The grit, heat, and wonder of manufacturing comes through in this tight, well-written tale.

This was a truly remarkable story. I was touched by the passion and drive for success as well as by the friendship that sustained it all.

Fantastic story of how life can bring you on paths you can’t predict.

These days, manufacturing is a short article on page 20 or a graph with an down arrow. The drama and emotion of people contending with the forces of fire, steel, and time doesn't quite fit a world of financial "instruments" and momentary celebrity. And yet this world still exists and has a powerful story to tell us. Beatty relates such a story and he does it well.

I was only planning on taking a quick look at this short story, saving the full read for later when I got home. Once I started reading, I found I couldn't stop. It was a great read, expressing human interest without over-the-top drama.

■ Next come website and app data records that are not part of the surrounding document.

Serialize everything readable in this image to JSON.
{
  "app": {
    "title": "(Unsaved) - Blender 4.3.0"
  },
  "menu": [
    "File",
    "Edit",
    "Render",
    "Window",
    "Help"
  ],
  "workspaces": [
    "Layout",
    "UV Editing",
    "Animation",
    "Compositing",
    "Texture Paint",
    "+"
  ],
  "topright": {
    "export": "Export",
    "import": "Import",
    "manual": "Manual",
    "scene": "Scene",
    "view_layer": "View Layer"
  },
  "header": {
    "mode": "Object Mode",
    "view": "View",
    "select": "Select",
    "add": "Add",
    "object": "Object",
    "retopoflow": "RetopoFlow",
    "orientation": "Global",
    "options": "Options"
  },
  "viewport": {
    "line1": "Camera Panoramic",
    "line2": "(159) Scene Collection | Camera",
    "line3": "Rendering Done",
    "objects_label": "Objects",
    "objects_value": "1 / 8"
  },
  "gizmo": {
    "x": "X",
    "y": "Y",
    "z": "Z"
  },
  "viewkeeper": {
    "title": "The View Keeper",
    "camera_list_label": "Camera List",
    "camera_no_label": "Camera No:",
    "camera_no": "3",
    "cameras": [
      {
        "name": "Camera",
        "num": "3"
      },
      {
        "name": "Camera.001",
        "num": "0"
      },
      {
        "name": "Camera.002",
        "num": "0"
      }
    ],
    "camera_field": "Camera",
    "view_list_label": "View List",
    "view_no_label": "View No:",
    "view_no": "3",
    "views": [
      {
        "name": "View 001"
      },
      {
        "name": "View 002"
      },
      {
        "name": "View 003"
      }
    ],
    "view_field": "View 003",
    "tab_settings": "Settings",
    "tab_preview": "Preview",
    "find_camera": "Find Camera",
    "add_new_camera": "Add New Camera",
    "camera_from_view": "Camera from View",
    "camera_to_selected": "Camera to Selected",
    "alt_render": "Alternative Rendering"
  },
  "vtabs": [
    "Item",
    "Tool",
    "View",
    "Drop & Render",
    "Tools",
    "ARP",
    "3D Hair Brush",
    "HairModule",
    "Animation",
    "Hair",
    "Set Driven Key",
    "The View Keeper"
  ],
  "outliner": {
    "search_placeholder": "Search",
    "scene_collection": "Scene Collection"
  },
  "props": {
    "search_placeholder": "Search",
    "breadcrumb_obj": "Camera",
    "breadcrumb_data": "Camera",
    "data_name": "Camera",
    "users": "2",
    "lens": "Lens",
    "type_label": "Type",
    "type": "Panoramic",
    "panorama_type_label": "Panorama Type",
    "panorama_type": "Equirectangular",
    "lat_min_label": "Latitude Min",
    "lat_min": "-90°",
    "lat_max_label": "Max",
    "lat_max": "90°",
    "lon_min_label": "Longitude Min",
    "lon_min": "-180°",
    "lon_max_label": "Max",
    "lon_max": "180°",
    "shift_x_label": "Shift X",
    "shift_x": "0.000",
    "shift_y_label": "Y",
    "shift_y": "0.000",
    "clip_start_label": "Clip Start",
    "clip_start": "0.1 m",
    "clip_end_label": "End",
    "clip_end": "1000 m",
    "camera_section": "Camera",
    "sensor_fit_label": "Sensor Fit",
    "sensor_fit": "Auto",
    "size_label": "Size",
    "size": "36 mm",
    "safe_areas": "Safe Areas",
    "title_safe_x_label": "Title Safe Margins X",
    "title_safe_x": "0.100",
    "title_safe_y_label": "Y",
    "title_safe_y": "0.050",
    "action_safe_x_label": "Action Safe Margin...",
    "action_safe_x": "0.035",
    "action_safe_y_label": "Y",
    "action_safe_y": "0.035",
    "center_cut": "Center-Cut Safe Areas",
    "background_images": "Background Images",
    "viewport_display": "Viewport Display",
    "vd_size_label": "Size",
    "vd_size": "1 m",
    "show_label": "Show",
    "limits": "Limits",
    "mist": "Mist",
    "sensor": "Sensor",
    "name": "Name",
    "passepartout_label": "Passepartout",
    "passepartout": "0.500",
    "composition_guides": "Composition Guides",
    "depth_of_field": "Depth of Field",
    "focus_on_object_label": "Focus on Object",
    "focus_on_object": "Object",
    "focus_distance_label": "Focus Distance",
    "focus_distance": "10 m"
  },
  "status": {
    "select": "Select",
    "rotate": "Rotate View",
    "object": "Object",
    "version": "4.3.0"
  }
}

Incredible story. Richard seems a genius at dealing with the Ford executives in an unconventional but completely effective way.

It takes a lot to get and hold my attention when it comes to reading, but I couldn't stop once I started reading this story. Every scene is clearly depicted with the smallest details to make you feel like you're right there. I want more!

Great read. Thank you for sharing your story. Richard and Robert's story is the true definition of "entrepreneurs."

I too am a biased observer. I know both of these men and am just captivated by the story. The risk, the commitment, the depth of the friendship are all phenomenal. Storytelling at its best.

What a compelling story. A poignant look into a world that few people ever see or even think about.

Loved the story! It drew me into the workings of a truly entrepreneurial world and kept me reading till the end, which I didn't want to end. Glad you wrote about your extraordinary life. Congrats!

The story got better and better as it went along. The anecdotes are brilliant!

Many, many years ago I managed a coffeehouse. One of our regular performers told a humorous story about Jonah and the Whale that ended with, "If you get to it and you can't do it - well, there you are, aren't you?"

Too many in our world go through life in a "well, there you are" manner. It's a pleasure to read about people who continue the American spirit of making things. Beatty offers a well-written account of personal ambition, dedication to craft, and devoted relationships combining to create success.

I was hooked from the first line and couldn't put it down until I finished!

Beatty vividly recreates each detail down to the oil dripping on the carpet.

How many people will begin to change their lives after reading this? How many will start to dream bigger dreams . . .

I have had unique pleasures and adventures in life--and they continue! They include working with "Robster" for more than 20 years, growing both MSP and Plexus, with all the experiences described here, including recovery from a "cerebral insult" and near death experience. To find out what happened . . . you will have to wait until the book is published.

Richard's daring feats, of which this story highlights only a few, is matched only by Beatty's ability to preserve them with such skill. Amazing work.

I appreciated being given a behind the scenes view of office parks and manufacturing plants that I zip by on my way to and from work.

Well done. My life couldn't be more different from that of mechanical engineers and entrepreneurs, but I enjoyed learning about both ways of life. I was left with a sense of mystery at the relationship between the author and Richard.

What a great read. I was planning on a quick look now with the full read later on in the day. I couldn't stop reading. Nice job!

One of the most notable aspects of this piece for me is how Beatty chooses to contrast the raw truths about human life and relationships with the grit of manufacturing and business. The emotional recollection of the neurological exam in the hospital room offset by the high pressure situation on the loud oily shop floor create a dynamic impression of Richard McDermott through Beatty's perspective. This is further supported by Beatty's choice of narrative structure, which gradually exposes the varying angles of Richard McDermott, piece by piece, to keep the reader intrigued until the last sentence.

I enjoyed the story and look forward to more.

Good stuff.